The findings on the at-risk siblings were especially provocative: Three presented the signature up to five years before being diagnosed with type 1—one of them before the antibodies showed up. Meanwhile, two other siblings possess the signature, but as yet have not developed diabetes. "If the approach is predictive, [these two] would be the two that develop type 1," says Hessner. Interestingly, the remaining four at-risk siblings have the antibodies, but neither the signature nor diabetes. "They had some immune activation," he says, "but it's been turned off."
The results are promising but far from conclusive, says Hessner. "We've got a long way to go, but there's reason to be optimistic." The study was published in the Feb. 1, 2008, issue of the Journal of Immunology.
Why Heart Rates May Matter
A higher resting heart rate in adulthood means a higher risk of diabetes—and diabetes-related death—after age 65, finds a study by researchers at the Feinberg School of Medicine at Northwestern University.
The finding is consistent with previous studies, but according to researchers it comes from the longest ever follow- up study investigating heart rate and diabetes.
Researchers used data from the Chicago Heart Association Detection Project (1967 to 1973), which measured the resting heart rate of nearly 15,000 men and women ages 35 to 64. Thirty-five years later, the Northwestern researchers followed up to determine the rate of development of diabetes as well as the incidence of diabetes-related deaths in that group. They checked participants' Medicare billing records to determine who had filed diabetes-related hospital claims, indicating that they'd developed diabetes. Though records did not distinguish between type 1 and type 2, the age of the participants evaluated at follow-up (older than 65 years) indicates that most cases of diabetes were type 2.

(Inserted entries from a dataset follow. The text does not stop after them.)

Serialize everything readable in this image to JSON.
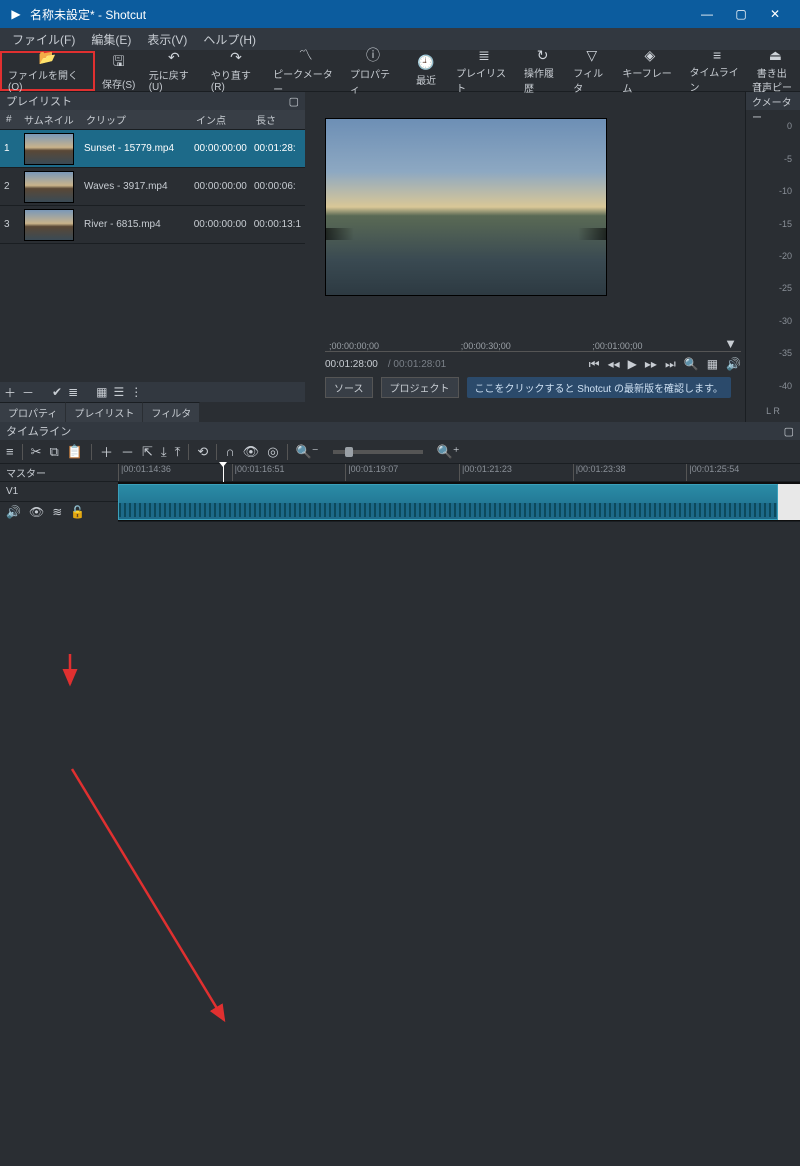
{
  "window_title": "名称未設定* - Shotcut",
  "menubar": [
    {
      "label": "ファイル(F)"
    },
    {
      "label": "編集(E)"
    },
    {
      "label": "表示(V)"
    },
    {
      "label": "ヘルプ(H)"
    }
  ],
  "toolbar": [
    {
      "label": "ファイルを開く(O)",
      "icon": "📂"
    },
    {
      "label": "保存(S)",
      "icon": "🖫"
    },
    {
      "label": "元に戻す(U)",
      "icon": "↶"
    },
    {
      "label": "やり直す(R)",
      "icon": "↷"
    },
    {
      "label": "ピークメーター",
      "icon": "〽"
    },
    {
      "label": "プロパティ",
      "icon": "ⓘ"
    },
    {
      "label": "最近",
      "icon": "🕘"
    },
    {
      "label": "プレイリスト",
      "icon": "≣"
    },
    {
      "label": "操作履歴",
      "icon": "↻"
    },
    {
      "label": "フィルタ",
      "icon": "▽"
    },
    {
      "label": "キーフレーム",
      "icon": "◈"
    },
    {
      "label": "タイムライン",
      "icon": "≡"
    },
    {
      "label": "書き出し",
      "icon": "⏏"
    }
  ],
  "playlist": {
    "title": "プレイリスト",
    "headers": {
      "index": "#",
      "thumb": "サムネイル",
      "clip": "クリップ",
      "in": "イン点",
      "len": "長さ"
    },
    "rows": [
      {
        "idx": "1",
        "clip": "Sunset - 15779.mp4",
        "in": "00:00:00:00",
        "len": "00:01:28:"
      },
      {
        "idx": "2",
        "clip": "Waves - 3917.mp4",
        "in": "00:00:00:00",
        "len": "00:00:06:"
      },
      {
        "idx": "3",
        "clip": "River - 6815.mp4",
        "in": "00:00:00:00",
        "len": "00:00:13:1"
      }
    ],
    "tabs": [
      "プロパティ",
      "プレイリスト",
      "フィルタ"
    ]
  },
  "preview": {
    "ruler": [
      ";00:00:00;00",
      ";00:00:30;00",
      ";00:01:00;00"
    ],
    "tc_current": "00:01:28:00",
    "tc_total": "/ 00:01:28:01",
    "source_btn": "ソース",
    "project_btn": "プロジェクト",
    "banner": "ここをクリックすると Shotcut の最新版を確認します。"
  },
  "meter": {
    "title": "音声ピークメーター",
    "ticks": [
      "0",
      "-5",
      "-10",
      "-15",
      "-20",
      "-25",
      "-30",
      "-35",
      "-40"
    ],
    "lr": "L  R"
  },
  "timeline": {
    "title": "タイムライン",
    "master_label": "マスター",
    "v1_label": "V1",
    "ruler": [
      "|00:01:14:36",
      "|00:01:16:51",
      "|00:01:19:07",
      "|00:01:21:23",
      "|00:01:23:38",
      "|00:01:25:54"
    ]
  }
}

After accounting for demographics, smoking, and other factors, the odds of having a diabetes-related claim were 10 percent higher for every 12 beats per minute higher a person's heart rate had been 35 years earlier.
The researchers were not surprised by the findings because a higher heart rate indicates reduced fitness of the cardiac, respiratory, and nervous systems—and a possibly increased risk of diabetes. In particular, a chronically high heart rate can compromise nerve fibers that help secrete and release insulin, the researchers explain.
"Resting heart rate is a measure of both autonomic nervous system function and fitness, both of which we know are related to the development of diabetes," says Mercedes Carnethon, PhD, lead author of the research. And what people do affects that measure, she emphasizes, adding that "regular physical activity … may be an effective means to prevent diabetes."
The study was published in the February 2008 issue of Diabetes Care.